Include All Adults in the Building

Every adult in a school has a role to play in maintaining a safe and positive culture. This includes administrators, teachers, counselors, librarians, custodians, bus drivers and other staff. No one should engage in harmful discipline practices.

See the new edition of IDRA’s eBook: Resources on Student Discipline Policy and Practice

Administrators, as school leaders, set the tone and articulate the plan for discipline in a school. To be equitable, discipline plans must be fair, consistently enforced, developmentally appropriate, sensitive to student and adult needs, and must prioritize safety.

Meaningful discipline systems are proactive, rather than reactive. To be proactive, school administrators can know and greet students by name and make personal connections with families. Schools can provide training on implicit bias to help teachers build relationships with students and address their own biases that may result in unfair discipline practices. All staff, from secretaries to cafeteria personnel, can actively engage in the supportive culture of a school.

Build Authentic Relationships with Students

Meaningful adult support changes students’ lives. IDRA conducted a study in a large urban school district and found that if at least one adult acts as mentor and counselor to a student, that student will complete high school (Robledo Montecel, et al., 1989). Effective discipline requires that adults understand the whole student and build the strong relationships that are the foundation of strong school cultures.

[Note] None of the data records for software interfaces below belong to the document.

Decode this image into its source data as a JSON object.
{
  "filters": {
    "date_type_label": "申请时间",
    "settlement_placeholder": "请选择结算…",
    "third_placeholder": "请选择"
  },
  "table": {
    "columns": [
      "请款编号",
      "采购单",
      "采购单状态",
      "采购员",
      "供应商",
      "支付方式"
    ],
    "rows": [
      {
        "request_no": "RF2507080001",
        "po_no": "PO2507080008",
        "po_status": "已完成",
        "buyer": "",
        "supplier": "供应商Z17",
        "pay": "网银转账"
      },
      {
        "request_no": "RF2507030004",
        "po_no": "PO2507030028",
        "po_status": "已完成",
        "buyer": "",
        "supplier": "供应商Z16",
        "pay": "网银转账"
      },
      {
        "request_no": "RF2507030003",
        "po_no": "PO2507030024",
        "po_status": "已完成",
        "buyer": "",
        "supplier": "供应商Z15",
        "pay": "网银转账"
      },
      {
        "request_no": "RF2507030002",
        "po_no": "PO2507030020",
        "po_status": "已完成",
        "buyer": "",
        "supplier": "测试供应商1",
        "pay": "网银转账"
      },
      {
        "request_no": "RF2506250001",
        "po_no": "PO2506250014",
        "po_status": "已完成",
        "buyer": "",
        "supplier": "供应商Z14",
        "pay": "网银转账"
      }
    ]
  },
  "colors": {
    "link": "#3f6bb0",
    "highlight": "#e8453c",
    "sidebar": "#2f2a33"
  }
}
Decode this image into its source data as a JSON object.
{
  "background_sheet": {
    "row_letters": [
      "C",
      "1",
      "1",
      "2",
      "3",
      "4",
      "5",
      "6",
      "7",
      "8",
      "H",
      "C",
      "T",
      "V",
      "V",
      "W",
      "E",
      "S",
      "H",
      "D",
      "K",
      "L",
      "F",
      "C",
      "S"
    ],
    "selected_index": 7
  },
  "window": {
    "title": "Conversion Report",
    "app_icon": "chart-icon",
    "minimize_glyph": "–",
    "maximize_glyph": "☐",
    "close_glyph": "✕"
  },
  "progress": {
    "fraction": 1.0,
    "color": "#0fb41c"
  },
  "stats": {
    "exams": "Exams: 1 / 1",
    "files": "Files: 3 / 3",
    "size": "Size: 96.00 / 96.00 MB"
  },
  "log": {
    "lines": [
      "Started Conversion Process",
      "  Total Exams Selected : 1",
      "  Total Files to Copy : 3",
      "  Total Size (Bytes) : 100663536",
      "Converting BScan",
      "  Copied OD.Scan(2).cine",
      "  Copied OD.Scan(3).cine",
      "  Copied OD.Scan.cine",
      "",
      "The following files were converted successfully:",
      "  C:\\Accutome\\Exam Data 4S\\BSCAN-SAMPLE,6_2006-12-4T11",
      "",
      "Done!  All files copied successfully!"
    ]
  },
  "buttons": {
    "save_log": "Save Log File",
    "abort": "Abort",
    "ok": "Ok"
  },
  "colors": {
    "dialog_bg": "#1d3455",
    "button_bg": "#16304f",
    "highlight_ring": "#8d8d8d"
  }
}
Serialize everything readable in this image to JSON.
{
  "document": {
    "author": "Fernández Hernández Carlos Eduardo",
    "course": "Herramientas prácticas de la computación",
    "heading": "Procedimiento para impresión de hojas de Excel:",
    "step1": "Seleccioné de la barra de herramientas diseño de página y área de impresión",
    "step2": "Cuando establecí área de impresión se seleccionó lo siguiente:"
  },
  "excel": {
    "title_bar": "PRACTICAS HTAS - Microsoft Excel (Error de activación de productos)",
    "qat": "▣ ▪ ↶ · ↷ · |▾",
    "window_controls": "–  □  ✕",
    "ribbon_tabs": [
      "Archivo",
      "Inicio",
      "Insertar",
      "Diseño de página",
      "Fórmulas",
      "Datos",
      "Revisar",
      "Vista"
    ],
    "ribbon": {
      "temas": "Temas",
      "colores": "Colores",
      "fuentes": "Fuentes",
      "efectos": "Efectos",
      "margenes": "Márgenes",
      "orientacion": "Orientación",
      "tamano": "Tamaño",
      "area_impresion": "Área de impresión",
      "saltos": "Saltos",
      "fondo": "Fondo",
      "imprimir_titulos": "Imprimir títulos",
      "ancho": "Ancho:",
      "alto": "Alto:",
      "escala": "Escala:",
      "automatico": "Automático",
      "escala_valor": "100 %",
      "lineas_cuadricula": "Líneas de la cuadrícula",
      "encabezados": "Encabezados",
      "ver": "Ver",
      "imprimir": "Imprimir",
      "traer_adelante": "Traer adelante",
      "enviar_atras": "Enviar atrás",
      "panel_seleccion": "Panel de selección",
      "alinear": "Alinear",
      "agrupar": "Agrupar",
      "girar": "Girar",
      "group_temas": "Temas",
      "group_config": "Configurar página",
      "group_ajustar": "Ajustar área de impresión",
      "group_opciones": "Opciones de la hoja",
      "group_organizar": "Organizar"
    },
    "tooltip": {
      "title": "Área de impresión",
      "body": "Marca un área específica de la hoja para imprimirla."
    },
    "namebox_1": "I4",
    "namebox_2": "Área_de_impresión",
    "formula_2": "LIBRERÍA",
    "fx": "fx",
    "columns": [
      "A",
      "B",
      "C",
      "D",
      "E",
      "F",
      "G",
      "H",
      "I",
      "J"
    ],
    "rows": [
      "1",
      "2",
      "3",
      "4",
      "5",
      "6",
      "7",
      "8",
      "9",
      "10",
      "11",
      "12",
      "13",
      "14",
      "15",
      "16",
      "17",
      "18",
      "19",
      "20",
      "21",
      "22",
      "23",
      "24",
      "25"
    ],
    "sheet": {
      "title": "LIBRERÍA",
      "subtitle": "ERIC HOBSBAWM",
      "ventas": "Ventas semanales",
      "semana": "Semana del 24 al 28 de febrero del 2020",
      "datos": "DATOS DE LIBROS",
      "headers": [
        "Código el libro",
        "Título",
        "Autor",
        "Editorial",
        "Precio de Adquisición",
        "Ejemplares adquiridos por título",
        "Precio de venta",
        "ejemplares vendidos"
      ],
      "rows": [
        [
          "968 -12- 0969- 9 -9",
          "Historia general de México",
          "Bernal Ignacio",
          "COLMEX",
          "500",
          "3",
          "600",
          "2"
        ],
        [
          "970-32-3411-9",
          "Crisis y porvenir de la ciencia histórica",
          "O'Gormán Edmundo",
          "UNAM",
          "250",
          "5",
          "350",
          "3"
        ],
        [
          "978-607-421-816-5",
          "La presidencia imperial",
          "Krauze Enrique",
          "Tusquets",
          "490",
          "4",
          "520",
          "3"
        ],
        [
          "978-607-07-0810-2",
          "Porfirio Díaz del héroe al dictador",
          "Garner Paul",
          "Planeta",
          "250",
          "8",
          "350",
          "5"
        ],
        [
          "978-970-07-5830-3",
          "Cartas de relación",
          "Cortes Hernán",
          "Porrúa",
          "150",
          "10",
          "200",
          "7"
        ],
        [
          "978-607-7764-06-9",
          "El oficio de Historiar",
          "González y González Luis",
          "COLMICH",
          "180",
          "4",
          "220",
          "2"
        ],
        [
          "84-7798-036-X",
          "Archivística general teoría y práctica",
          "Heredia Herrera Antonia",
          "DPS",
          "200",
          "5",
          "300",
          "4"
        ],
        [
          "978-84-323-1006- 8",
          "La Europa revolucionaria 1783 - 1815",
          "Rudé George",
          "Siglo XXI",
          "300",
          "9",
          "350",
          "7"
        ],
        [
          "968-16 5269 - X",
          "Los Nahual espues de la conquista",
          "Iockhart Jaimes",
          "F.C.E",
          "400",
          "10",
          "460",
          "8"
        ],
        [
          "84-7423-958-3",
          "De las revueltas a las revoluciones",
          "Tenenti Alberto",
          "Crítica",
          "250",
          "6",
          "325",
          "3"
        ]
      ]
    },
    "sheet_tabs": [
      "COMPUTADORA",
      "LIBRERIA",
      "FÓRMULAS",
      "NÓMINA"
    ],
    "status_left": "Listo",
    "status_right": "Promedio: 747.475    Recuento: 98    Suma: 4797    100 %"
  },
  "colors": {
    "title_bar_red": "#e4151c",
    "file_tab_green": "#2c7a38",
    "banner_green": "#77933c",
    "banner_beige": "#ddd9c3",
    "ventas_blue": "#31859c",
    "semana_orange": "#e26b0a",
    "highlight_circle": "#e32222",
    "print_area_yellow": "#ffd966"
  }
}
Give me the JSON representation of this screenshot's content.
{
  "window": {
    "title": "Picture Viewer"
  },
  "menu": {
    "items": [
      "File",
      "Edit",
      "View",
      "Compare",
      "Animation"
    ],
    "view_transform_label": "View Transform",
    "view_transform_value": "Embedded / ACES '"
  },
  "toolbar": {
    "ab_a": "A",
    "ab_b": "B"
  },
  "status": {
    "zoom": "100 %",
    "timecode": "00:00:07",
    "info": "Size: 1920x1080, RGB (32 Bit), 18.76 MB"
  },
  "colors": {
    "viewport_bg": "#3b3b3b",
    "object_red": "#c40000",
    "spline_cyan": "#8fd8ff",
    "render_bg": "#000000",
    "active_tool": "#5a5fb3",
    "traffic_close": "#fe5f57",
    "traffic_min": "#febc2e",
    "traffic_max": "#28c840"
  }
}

Sometimes schools discipline students for behaviors that really are age appropriate or for underlying issues that are out of students’ control. For example, preschoolers across the country are suspended or expelled for normal behaviors seen as “disruptive.” Or, students who are homeless and come to school stressed and hungry may be punished for behaviors that are simply a normal reaction to their difficult situation. These students should be supported, not punished or pushed away.

When adults in schools seek to understand students, they can support their needs and avoid harmful punishments. Gaining this understanding can require training and access to appropriate responses and supports. It is also critical that adults build strong relationships with students’ families to fully understand situations that may lead to challenging behaviors.

By examining school data and policies through an equity lens, involving all school staff, and actively knowing their students, school personnel can create a positive culture that is conducive to learning in each classroom and throughout the school campus.


Intercultural Development Research Association. (2019). IDRA Valued Youth Partnership program data, unpublished. San Antonio, Texas: IDRA.

Johnson, P.N., & Velázquez, J.A. (March 2019). “Three Approaches for Dismantling Discriminatory Discipline in Schools,” IDRA Newsletter.

Robledo Montecel, M., Cortez, A., & Penny-Velasquez, M. (1989). The Answer: Valuing Youth in Schools and Families: A Report on Hispanic Dropouts in the Dallas Independent School District. San Antonio, Texas: Intercultural Development Research Association.

Rumberger, R.W., & Losen, D.J. (2016). The High Cost of Harsh Discipline and Its Disparate Impact. Los Angeles, Calif.: Civil Rights Project.

Morgan Craven, J.D., is the IDRA national director of policy, advocacy and community engagement. Comments and questions may be directed to her via email at Nilka Avilés, Ed.D., is an IDRA senior education associate and co-directs IDRA’s Re-Energize project. Comments and questions may be directed to her via email at Aurelio M. Montemayor, M.Ed., is IDRA’s family engagement coordinator. Comments and questions may be directed to him via email at

[©2020, IDRA. This article originally appeared in the February 2020 IDRA Newsletter by the Intercultural Development Research Association. Permission to reproduce this article is granted provided the article is reprinted in its entirety and proper credit is given to IDRA and the author.]